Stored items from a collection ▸

────────────────

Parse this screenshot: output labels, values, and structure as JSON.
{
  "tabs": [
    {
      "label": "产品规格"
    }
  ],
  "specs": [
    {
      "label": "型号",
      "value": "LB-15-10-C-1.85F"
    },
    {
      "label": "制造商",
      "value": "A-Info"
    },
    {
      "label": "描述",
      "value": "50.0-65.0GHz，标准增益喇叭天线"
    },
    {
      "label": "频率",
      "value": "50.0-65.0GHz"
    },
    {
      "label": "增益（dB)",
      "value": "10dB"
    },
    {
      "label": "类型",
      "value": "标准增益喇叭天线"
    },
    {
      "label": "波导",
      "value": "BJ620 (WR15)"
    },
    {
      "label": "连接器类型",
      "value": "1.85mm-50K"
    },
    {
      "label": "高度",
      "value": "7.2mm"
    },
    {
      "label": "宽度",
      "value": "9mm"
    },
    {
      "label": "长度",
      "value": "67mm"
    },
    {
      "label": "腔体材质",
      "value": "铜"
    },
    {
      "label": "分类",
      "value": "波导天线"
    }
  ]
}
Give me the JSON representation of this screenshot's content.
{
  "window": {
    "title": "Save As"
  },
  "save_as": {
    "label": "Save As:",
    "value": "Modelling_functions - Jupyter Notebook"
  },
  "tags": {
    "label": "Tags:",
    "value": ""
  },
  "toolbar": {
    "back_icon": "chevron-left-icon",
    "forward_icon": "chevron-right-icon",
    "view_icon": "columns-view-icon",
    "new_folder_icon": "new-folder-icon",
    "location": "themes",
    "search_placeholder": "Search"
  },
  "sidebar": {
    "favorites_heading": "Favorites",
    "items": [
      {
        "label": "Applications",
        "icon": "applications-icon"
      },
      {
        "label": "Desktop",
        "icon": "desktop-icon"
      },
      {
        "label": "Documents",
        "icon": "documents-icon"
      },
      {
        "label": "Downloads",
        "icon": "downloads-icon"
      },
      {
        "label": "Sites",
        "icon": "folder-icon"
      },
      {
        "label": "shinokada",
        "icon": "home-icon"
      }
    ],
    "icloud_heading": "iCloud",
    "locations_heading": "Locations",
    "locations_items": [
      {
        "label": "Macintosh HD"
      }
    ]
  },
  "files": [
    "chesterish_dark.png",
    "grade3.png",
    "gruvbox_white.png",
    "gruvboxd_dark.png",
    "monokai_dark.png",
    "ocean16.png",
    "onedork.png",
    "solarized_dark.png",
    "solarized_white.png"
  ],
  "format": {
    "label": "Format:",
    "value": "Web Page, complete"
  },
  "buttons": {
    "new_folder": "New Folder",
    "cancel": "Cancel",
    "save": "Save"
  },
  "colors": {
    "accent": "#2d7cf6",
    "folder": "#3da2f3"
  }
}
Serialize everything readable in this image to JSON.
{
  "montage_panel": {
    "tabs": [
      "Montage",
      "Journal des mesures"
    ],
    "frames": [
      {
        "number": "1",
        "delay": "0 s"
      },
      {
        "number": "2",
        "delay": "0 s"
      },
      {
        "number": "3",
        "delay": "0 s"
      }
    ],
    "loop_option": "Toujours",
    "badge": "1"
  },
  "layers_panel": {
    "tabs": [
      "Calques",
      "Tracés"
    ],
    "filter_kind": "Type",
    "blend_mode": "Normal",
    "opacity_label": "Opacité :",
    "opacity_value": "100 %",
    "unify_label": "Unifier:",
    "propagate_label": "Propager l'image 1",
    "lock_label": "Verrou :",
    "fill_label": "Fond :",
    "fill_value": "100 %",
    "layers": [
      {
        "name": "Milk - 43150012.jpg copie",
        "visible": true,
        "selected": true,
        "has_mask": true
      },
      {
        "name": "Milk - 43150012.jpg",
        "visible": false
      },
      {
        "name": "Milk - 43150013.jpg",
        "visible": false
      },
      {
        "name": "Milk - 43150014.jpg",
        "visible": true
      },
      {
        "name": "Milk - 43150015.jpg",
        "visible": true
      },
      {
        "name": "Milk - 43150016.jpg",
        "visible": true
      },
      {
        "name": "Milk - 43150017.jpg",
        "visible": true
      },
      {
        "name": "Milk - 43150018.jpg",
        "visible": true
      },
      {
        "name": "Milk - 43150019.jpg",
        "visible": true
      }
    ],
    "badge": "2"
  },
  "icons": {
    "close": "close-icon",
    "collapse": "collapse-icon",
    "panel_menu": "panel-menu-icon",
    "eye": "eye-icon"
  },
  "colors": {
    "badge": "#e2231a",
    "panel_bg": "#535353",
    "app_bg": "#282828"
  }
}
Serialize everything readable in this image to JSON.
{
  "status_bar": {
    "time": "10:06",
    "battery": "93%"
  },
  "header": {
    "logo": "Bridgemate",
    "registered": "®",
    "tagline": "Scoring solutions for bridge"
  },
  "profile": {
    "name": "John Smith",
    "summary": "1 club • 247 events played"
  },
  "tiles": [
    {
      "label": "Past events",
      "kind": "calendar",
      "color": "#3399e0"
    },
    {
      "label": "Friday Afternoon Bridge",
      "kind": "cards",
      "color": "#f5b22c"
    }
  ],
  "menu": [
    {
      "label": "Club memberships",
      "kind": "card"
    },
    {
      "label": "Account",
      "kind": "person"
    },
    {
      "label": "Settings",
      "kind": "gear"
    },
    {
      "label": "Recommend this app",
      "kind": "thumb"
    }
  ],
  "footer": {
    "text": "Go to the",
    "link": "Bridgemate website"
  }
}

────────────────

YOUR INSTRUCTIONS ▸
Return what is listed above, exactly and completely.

EXERCISE SOLUTION ▸
Parse this screenshot: output labels, values, and structure as JSON.
{
  "tabs": [
    {
      "label": "产品规格"
    }
  ],
  "specs": [
    {
      "label": "型号",
      "value": "LB-15-10-C-1.85F"
    },
    {
      "label": "制造商",
      "value": "A-Info"
    },
    {
      "label": "描述",
      "value": "50.0-65.0GHz，标准增益喇叭天线"
    },
    {
      "label": "频率",
      "value": "50.0-65.0GHz"
    },
    {
      "label": "增益（dB)",
      "value": "10dB"
    },
    {
      "label": "类型",
      "value": "标准增益喇叭天线"
    },
    {
      "label": "波导",
      "value": "BJ620 (WR15)"
    },
    {
      "label": "连接器类型",
      "value": "1.85mm-50K"
    },
    {
      "label": "高度",
      "value": "7.2mm"
    },
    {
      "label": "宽度",
      "value": "9mm"
    },
    {
      "label": "长度",
      "value": "67mm"
    },
    {
      "label": "腔体材质",
      "value": "铜"
    },
    {
      "label": "分类",
      "value": "波导天线"
    }
  ]
}
Give me the JSON representation of this screenshot's content.
{
  "window": {
    "title": "Save As"
  },
  "save_as": {
    "label": "Save As:",
    "value": "Modelling_functions - Jupyter Notebook"
  },
  "tags": {
    "label": "Tags:",
    "value": ""
  },
  "toolbar": {
    "back_icon": "chevron-left-icon",
    "forward_icon": "chevron-right-icon",
    "view_icon": "columns-view-icon",
    "new_folder_icon": "new-folder-icon",
    "location": "themes",
    "search_placeholder": "Search"
  },
  "sidebar": {
    "favorites_heading": "Favorites",
    "items": [
      {
        "label": "Applications",
        "icon": "applications-icon"
      },
      {
        "label": "Desktop",
        "icon": "desktop-icon"
      },
      {
        "label": "Documents",
        "icon": "documents-icon"
      },
      {
        "label": "Downloads",
        "icon": "downloads-icon"
      },
      {
        "label": "Sites",
        "icon": "folder-icon"
      },
      {
        "label": "shinokada",
        "icon": "home-icon"
      }
    ],
    "icloud_heading": "iCloud",
    "locations_heading": "Locations",
    "locations_items": [
      {
        "label": "Macintosh HD"
      }
    ]
  },
  "files": [
    "chesterish_dark.png",
    "grade3.png",
    "gruvbox_white.png",
    "gruvboxd_dark.png",
    "monokai_dark.png",
    "ocean16.png",
    "onedork.png",
    "solarized_dark.png",
    "solarized_white.png"
  ],
  "format": {
    "label": "Format:",
    "value": "Web Page, complete"
  },
  "buttons": {
    "new_folder": "New Folder",
    "cancel": "Cancel",
    "save": "Save"
  },
  "colors": {
    "accent": "#2d7cf6",
    "folder": "#3da2f3"
  }
}
Serialize everything readable in this image to JSON.
{
  "montage_panel": {
    "tabs": [
      "Montage",
      "Journal des mesures"
    ],
    "frames": [
      {
        "number": "1",
        "delay": "0 s"
      },
      {
        "number": "2",
        "delay": "0 s"
      },
      {
        "number": "3",
        "delay": "0 s"
      }
    ],
    "loop_option": "Toujours",
    "badge": "1"
  },
  "layers_panel": {
    "tabs": [
      "Calques",
      "Tracés"
    ],
    "filter_kind": "Type",
    "blend_mode": "Normal",
    "opacity_label": "Opacité :",
    "opacity_value": "100 %",
    "unify_label": "Unifier:",
    "propagate_label": "Propager l'image 1",
    "lock_label": "Verrou :",
    "fill_label": "Fond :",
    "fill_value": "100 %",
    "layers": [
      {
        "name": "Milk - 43150012.jpg copie",
        "visible": true,
        "selected": true,
        "has_mask": true
      },
      {
        "name": "Milk - 43150012.jpg",
        "visible": false
      },
      {
        "name": "Milk - 43150013.jpg",
        "visible": false
      },
      {
        "name": "Milk - 43150014.jpg",
        "visible": true
      },
      {
        "name": "Milk - 43150015.jpg",
        "visible": true
      },
      {
        "name": "Milk - 43150016.jpg",
        "visible": true
      },
      {
        "name": "Milk - 43150017.jpg",
        "visible": true
      },
      {
        "name": "Milk - 43150018.jpg",
        "visible": true
      },
      {
        "name": "Milk - 43150019.jpg",
        "visible": true
      }
    ],
    "badge": "2"
  },
  "icons": {
    "close": "close-icon",
    "collapse": "collapse-icon",
    "panel_menu": "panel-menu-icon",
    "eye": "eye-icon"
  },
  "colors": {
    "badge": "#e2231a",
    "panel_bg": "#535353",
    "app_bg": "#282828"
  }
}
Serialize everything readable in this image to JSON.
{
  "status_bar": {
    "time": "10:06",
    "battery": "93%"
  },
  "header": {
    "logo": "Bridgemate",
    "registered": "®",
    "tagline": "Scoring solutions for bridge"
  },
  "profile": {
    "name": "John Smith",
    "summary": "1 club • 247 events played"
  },
  "tiles": [
    {
      "label": "Past events",
      "kind": "calendar",
      "color": "#3399e0"
    },
    {
      "label": "Friday Afternoon Bridge",
      "kind": "cards",
      "color": "#f5b22c"
    }
  ],
  "menu": [
    {
      "label": "Club memberships",
      "kind": "card"
    },
    {
      "label": "Account",
      "kind": "person"
    },
    {
      "label": "Settings",
      "kind": "gear"
    },
    {
      "label": "Recommend this app",
      "kind": "thumb"
    }
  ],
  "footer": {
    "text": "Go to the",
    "link": "Bridgemate website"
  }
}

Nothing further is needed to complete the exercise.